Output each entry verbatim.

EXERCISE MATERIALS START

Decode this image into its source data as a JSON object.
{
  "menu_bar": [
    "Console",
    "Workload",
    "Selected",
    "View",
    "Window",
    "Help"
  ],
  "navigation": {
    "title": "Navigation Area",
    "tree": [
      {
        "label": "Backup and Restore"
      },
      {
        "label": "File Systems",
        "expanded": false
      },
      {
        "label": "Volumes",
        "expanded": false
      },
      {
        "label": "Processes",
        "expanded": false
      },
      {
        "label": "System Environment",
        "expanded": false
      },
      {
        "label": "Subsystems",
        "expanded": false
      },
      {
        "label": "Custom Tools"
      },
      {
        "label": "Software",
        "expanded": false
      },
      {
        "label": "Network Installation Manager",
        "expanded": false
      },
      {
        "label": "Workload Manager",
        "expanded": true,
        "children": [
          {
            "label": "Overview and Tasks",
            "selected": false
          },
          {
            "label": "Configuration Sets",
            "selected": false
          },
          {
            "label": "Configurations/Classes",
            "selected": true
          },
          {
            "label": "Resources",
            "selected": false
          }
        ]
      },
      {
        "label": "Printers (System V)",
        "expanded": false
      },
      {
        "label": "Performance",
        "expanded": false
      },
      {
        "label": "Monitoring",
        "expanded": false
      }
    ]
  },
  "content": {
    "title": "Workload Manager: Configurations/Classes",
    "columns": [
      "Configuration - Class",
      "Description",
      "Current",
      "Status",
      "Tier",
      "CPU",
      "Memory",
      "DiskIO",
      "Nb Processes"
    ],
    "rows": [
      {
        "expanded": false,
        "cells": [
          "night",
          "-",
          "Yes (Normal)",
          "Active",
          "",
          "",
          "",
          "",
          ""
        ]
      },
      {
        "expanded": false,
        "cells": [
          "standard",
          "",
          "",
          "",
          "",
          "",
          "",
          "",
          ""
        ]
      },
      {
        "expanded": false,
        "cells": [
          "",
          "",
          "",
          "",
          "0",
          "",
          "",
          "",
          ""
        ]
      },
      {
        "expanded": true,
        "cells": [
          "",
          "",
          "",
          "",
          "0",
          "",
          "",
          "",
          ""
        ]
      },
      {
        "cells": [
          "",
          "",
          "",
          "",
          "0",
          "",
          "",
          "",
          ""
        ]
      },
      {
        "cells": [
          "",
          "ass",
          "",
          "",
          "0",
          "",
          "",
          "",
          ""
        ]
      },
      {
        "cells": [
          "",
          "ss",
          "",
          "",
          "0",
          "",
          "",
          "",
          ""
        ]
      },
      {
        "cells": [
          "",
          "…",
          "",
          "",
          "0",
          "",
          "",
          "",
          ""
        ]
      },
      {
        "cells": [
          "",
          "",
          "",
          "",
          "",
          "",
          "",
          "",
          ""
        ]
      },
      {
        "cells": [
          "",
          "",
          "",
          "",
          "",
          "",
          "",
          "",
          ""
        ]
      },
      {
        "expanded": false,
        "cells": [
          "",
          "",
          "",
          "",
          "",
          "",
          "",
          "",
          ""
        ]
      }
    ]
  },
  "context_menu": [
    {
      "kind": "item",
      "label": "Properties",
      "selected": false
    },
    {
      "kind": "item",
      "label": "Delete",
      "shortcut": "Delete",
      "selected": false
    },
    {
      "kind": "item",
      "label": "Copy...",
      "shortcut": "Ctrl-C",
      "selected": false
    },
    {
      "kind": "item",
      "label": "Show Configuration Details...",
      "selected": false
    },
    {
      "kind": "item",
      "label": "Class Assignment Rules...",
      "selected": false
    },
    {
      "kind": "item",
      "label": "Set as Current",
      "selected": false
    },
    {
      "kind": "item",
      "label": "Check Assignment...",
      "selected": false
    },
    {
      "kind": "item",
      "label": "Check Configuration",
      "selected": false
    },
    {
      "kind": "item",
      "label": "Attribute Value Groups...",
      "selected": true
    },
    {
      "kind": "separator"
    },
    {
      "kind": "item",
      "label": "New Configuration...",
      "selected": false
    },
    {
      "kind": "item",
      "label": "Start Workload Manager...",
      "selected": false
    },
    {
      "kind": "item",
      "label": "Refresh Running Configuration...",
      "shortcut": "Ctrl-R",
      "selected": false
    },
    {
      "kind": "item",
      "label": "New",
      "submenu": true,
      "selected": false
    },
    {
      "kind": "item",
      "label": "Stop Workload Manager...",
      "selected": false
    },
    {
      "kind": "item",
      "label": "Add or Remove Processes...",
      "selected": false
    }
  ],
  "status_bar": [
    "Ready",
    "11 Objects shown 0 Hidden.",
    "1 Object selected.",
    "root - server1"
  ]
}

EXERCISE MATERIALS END

• RESULT FOR THIS EXERCISE
Decode this image into its source data as a JSON object.
{
  "menu_bar": [
    "Console",
    "Workload",
    "Selected",
    "View",
    "Window",
    "Help"
  ],
  "navigation": {
    "title": "Navigation Area",
    "tree": [
      {
        "label": "Backup and Restore"
      },
      {
        "label": "File Systems",
        "expanded": false
      },
      {
        "label": "Volumes",
        "expanded": false
      },
      {
        "label": "Processes",
        "expanded": false
      },
      {
        "label": "System Environment",
        "expanded": false
      },
      {
        "label": "Subsystems",
        "expanded": false
      },
      {
        "label": "Custom Tools"
      },
      {
        "label": "Software",
        "expanded": false
      },
      {
        "label": "Network Installation Manager",
        "expanded": false
      },
      {
        "label": "Workload Manager",
        "expanded": true,
        "children": [
          {
            "label": "Overview and Tasks",
            "selected": false
          },
          {
            "label": "Configuration Sets",
            "selected": false
          },
          {
            "label": "Configurations/Classes",
            "selected": true
          },
          {
            "label": "Resources",
            "selected": false
          }
        ]
      },
      {
        "label": "Printers (System V)",
        "expanded": false
      },
      {
        "label": "Performance",
        "expanded": false
      },
      {
        "label": "Monitoring",
        "expanded": false
      }
    ]
  },
  "content": {
    "title": "Workload Manager: Configurations/Classes",
    "columns": [
      "Configuration - Class",
      "Description",
      "Current",
      "Status",
      "Tier",
      "CPU",
      "Memory",
      "DiskIO",
      "Nb Processes"
    ],
    "rows": [
      {
        "expanded": false,
        "cells": [
          "night",
          "-",
          "Yes (Normal)",
          "Active",
          "",
          "",
          "",
          "",
          ""
        ]
      },
      {
        "expanded": false,
        "cells": [
          "standard",
          "",
          "",
          "",
          "",
          "",
          "",
          "",
          ""
        ]
      },
      {
        "expanded": false,
        "cells": [
          "",
          "",
          "",
          "",
          "0",
          "",
          "",
          "",
          ""
        ]
      },
      {
        "expanded": true,
        "cells": [
          "",
          "",
          "",
          "",
          "0",
          "",
          "",
          "",
          ""
        ]
      },
      {
        "cells": [
          "",
          "",
          "",
          "",
          "0",
          "",
          "",
          "",
          ""
        ]
      },
      {
        "cells": [
          "",
          "ass",
          "",
          "",
          "0",
          "",
          "",
          "",
          ""
        ]
      },
      {
        "cells": [
          "",
          "ss",
          "",
          "",
          "0",
          "",
          "",
          "",
          ""
        ]
      },
      {
        "cells": [
          "",
          "…",
          "",
          "",
          "0",
          "",
          "",
          "",
          ""
        ]
      },
      {
        "cells": [
          "",
          "",
          "",
          "",
          "",
          "",
          "",
          "",
          ""
        ]
      },
      {
        "cells": [
          "",
          "",
          "",
          "",
          "",
          "",
          "",
          "",
          ""
        ]
      },
      {
        "expanded": false,
        "cells": [
          "",
          "",
          "",
          "",
          "",
          "",
          "",
          "",
          ""
        ]
      }
    ]
  },
  "context_menu": [
    {
      "kind": "item",
      "label": "Properties",
      "selected": false
    },
    {
      "kind": "item",
      "label": "Delete",
      "shortcut": "Delete",
      "selected": false
    },
    {
      "kind": "item",
      "label": "Copy...",
      "shortcut": "Ctrl-C",
      "selected": false
    },
    {
      "kind": "item",
      "label": "Show Configuration Details...",
      "selected": false
    },
    {
      "kind": "item",
      "label": "Class Assignment Rules...",
      "selected": false
    },
    {
      "kind": "item",
      "label": "Set as Current",
      "selected": false
    },
    {
      "kind": "item",
      "label": "Check Assignment...",
      "selected": false
    },
    {
      "kind": "item",
      "label": "Check Configuration",
      "selected": false
    },
    {
      "kind": "item",
      "label": "Attribute Value Groups...",
      "selected": true
    },
    {
      "kind": "separator"
    },
    {
      "kind": "item",
      "label": "New Configuration...",
      "selected": false
    },
    {
      "kind": "item",
      "label": "Start Workload Manager...",
      "selected": false
    },
    {
      "kind": "item",
      "label": "Refresh Running Configuration...",
      "shortcut": "Ctrl-R",
      "selected": false
    },
    {
      "kind": "item",
      "label": "New",
      "submenu": true,
      "selected": false
    },
    {
      "kind": "item",
      "label": "Stop Workload Manager...",
      "selected": false
    },
    {
      "kind": "item",
      "label": "Add or Remove Processes...",
      "selected": false
    }
  ],
  "status_bar": [
    "Ready",
    "11 Objects shown 0 Hidden.",
    "1 Object selected.",
    "root - server1"
  ]
}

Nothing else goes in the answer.